Togi Makabe(2) vs. Minoru Suzuki(0) (w/El Desperado)- 5.75/10
That whole "making the referees look credible" thing was nice while it lasted, but they have apparently given up on it after just two shows. Also... look: there are only so many times I can see guys forearm each other in the face without any sort of story attached before it gets boring, and that's what most of this match was. Suzuki also hit my new pet peeve of giving up a finishing submission hold to go for a different move (the Gotch-style Piledriver) and of course he couldn't get it and Makabe hit him with all of his big stuff and beat him. Doing the flying knee to a standing Suzuki first was cool, but on the whole, this match was frustrating and relatively dull.

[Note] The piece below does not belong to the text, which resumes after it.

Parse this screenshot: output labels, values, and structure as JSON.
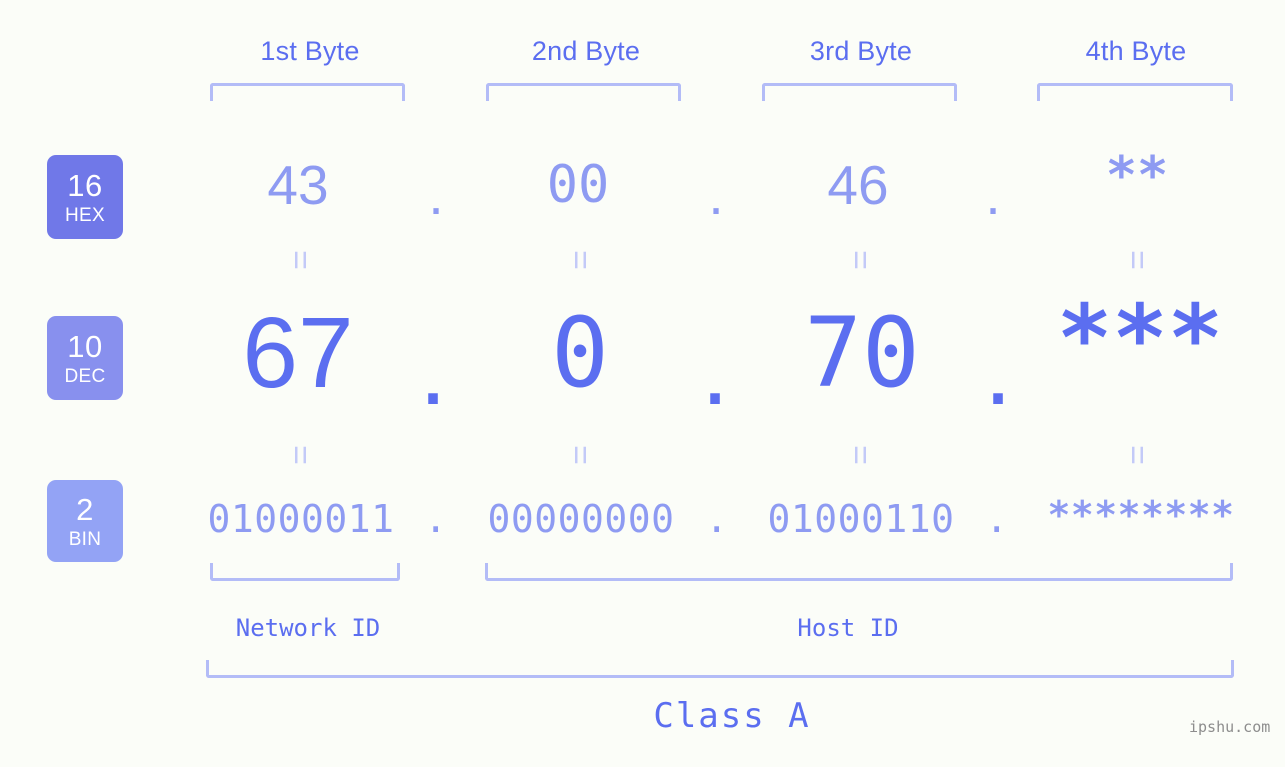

BLOCK A MATCH:
Bad Luck Fale(0) (w/Tanga Loa) vs. Kazuchika Okada(0) (w/Gedo)- 7.25/10
They did your standard New Japan crowd brawling bit early on before Okada did his stuff and made his comeback. Okada had done a relatively good job of dealing with Tanga Loa's interference, but interference by Tama Tonga (laying him out with the Gun Stun) lead to a Bad Luck Fall, and then Okada's downfall. Unfortunately, the cameraman was so focused on Fale smothering the referee so that he wouldn't see Tama Tonga's run-in that we almost missed the actual run-in itself (we saw him coming down on the Gun Stun, but that was it. One more second and we would have missed the entire thing), which is very frustrating because a simple cut to the hard-cam would have shown us absolutely everything we needed to see.

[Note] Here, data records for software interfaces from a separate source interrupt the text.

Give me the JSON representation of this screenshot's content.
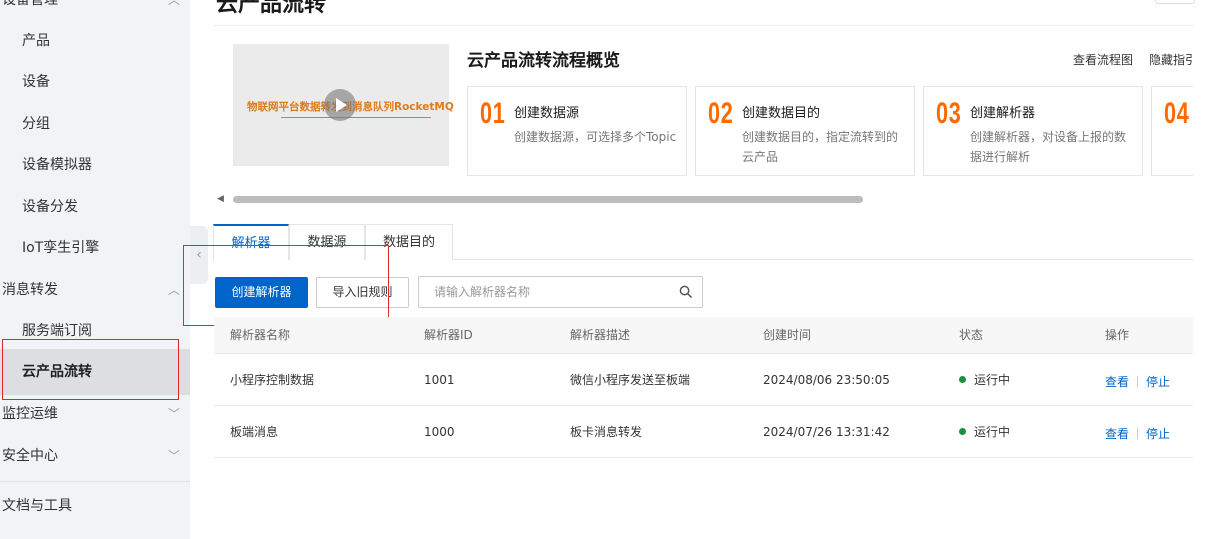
{
  "sidebar": {
    "items": [
      {
        "label": "设备管理",
        "kind": "group"
      },
      {
        "label": "产品",
        "kind": "sub"
      },
      {
        "label": "设备",
        "kind": "sub"
      },
      {
        "label": "分组",
        "kind": "sub"
      },
      {
        "label": "设备模拟器",
        "kind": "sub"
      },
      {
        "label": "设备分发",
        "kind": "sub"
      },
      {
        "label": "IoT孪生引擎",
        "kind": "sub"
      },
      {
        "label": "消息转发",
        "kind": "group"
      },
      {
        "label": "服务端订阅",
        "kind": "sub"
      },
      {
        "label": "云产品流转",
        "kind": "sub",
        "active": true
      },
      {
        "label": "监控运维",
        "kind": "group"
      },
      {
        "label": "安全中心",
        "kind": "group"
      },
      {
        "label": "文档与工具",
        "kind": "group"
      }
    ]
  },
  "header": {
    "title": "云产品流转"
  },
  "overview": {
    "video_caption": "物联网平台数据转发到消息队列RocketMQ",
    "title": "云产品流转流程概览",
    "view_flow_link": "查看流程图",
    "hide_guide_link": "隐藏指引",
    "steps": [
      {
        "num": "01",
        "title": "创建数据源",
        "desc": "创建数据源，可选择多个Topic"
      },
      {
        "num": "02",
        "title": "创建数据目的",
        "desc": "创建数据目的，指定流转到的云产品"
      },
      {
        "num": "03",
        "title": "创建解析器",
        "desc": "创建解析器，对设备上报的数据进行解析"
      },
      {
        "num": "04",
        "title": "",
        "desc": ""
      }
    ]
  },
  "tabs": [
    {
      "label": "解析器",
      "active": true
    },
    {
      "label": "数据源",
      "active": false
    },
    {
      "label": "数据目的",
      "active": false
    }
  ],
  "toolbar": {
    "create_label": "创建解析器",
    "import_label": "导入旧规则",
    "search_placeholder": "请输入解析器名称"
  },
  "table": {
    "columns": [
      "解析器名称",
      "解析器ID",
      "解析器描述",
      "创建时间",
      "状态",
      "操作"
    ],
    "rows": [
      {
        "name": "小程序控制数据",
        "id": "1001",
        "desc": "微信小程序发送至板端",
        "created": "2024/08/06 23:50:05",
        "status": "运行中",
        "op_view": "查看",
        "op_stop": "停止"
      },
      {
        "name": "板端消息",
        "id": "1000",
        "desc": "板卡消息转发",
        "created": "2024/07/26 13:31:42",
        "status": "运行中",
        "op_view": "查看",
        "op_stop": "停止"
      }
    ]
  },
  "colors": {
    "primary": "#0064c8",
    "accent_orange": "#ff6a00",
    "status_running": "#1e8e3e",
    "annotation_red": "#e0282e"
  },
  "icons": [
    "play-icon",
    "search-icon",
    "chevron-up-icon",
    "chevron-down-icon",
    "chevron-left-icon",
    "scroll-left-icon"
  ]
}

BLOCK A MATCH:
Hiroshi Tanahashi(2) vs. Jay White(2) - 6.75/10
The referee refused to count a pin after Jay White smashed Tanahashi's knee into the ringpost. Are you kidding me? A heel can drop a guardrail on a guy and they'll count him out but if someone smashes someone's knee into the ringpost the referee won't count a pin? New Japan somehow manages to keep find ways to make their refereeing worse and worse.
Now keep that in mind when I tell you that not once but TWICE Jay White tried to hit Tanahashi with a chair right in front of the referee. Making matters worse, the second time came immediately after they did a spot where White made sure that the referee was out of position before he hit Tanahashi in the groin.
They told a story of Tanahashi working over White's knee while White first worked over Tanahashi's knees and then switched to his neck, but the whole thing got completely derailed by all of these ref bumps and attempt to use the chair and low blows (Tanahashi hit one, too) and other such stuff. It's the main event of a freakin' G1 show! He's an idea for a story and a finish: old-ass Tanahashi with the injured knee gets his injured knee worked over and loses clean to an up-and-coming superstar! White cheating to defeat the leader of his own stable felt like a huge deal. White cheating to defeat Tanahashi after a clear heel turn earlier in the month does not. And of all of the people to have Jay White cheat to beat, Tanahashi has got to be the worst choice, as this doesn't give him the real win over Tanahashi that he failed to achieve at the Tokyo Dome.
I also don't like Jay White making this low blow a regular spot. He is now the second person to steal the Nakamura-style low blow and do it all the time. In Bully Ray's case, stealing something that someone else got over is all he has left. Jay White is just beginning his ascent to worldwide superstardom in pro wrestling. He does not need to be doing this sh*t (and if New Japan wants to expand into the US, no one in the company should be copying something being done in WWE).
A very disappointing show from New Japan, with a lot of the big matches under-delivering. The booking is once again getting to be worrisome, with way too many shenanigans and ref bumps and so forth. Elgin vs. Page is worth going out of your way to see, though.